Task statement :: Output the number of lines in the entries below with the string "this" in them, and nothing further.

Dataset excerpts ::
+ + + +
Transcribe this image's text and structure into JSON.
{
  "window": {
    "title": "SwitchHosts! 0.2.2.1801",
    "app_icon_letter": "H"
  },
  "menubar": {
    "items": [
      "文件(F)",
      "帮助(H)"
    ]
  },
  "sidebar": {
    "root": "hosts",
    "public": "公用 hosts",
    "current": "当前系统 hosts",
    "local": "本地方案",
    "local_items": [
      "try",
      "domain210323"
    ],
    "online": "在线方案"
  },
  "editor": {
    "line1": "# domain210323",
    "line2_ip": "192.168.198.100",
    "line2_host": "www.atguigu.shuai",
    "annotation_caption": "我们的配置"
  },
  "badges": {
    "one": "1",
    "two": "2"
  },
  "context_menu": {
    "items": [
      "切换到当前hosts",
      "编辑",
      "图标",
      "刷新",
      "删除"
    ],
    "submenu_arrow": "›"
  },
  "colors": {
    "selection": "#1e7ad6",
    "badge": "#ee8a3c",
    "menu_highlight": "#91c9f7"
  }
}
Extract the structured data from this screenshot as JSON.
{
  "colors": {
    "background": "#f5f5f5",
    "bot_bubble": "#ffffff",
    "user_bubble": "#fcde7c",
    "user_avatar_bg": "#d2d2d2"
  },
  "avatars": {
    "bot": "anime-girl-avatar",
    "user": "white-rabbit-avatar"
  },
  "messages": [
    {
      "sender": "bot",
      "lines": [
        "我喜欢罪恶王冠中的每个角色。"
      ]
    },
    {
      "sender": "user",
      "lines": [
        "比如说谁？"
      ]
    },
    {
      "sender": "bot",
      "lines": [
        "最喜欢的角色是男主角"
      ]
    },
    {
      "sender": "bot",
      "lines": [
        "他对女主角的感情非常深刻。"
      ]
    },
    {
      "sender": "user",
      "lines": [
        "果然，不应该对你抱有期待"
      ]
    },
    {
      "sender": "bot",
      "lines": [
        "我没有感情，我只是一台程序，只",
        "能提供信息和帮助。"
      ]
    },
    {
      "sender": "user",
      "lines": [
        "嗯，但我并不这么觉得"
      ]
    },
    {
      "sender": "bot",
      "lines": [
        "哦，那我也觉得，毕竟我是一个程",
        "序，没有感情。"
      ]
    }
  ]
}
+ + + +
Exercise response :: 2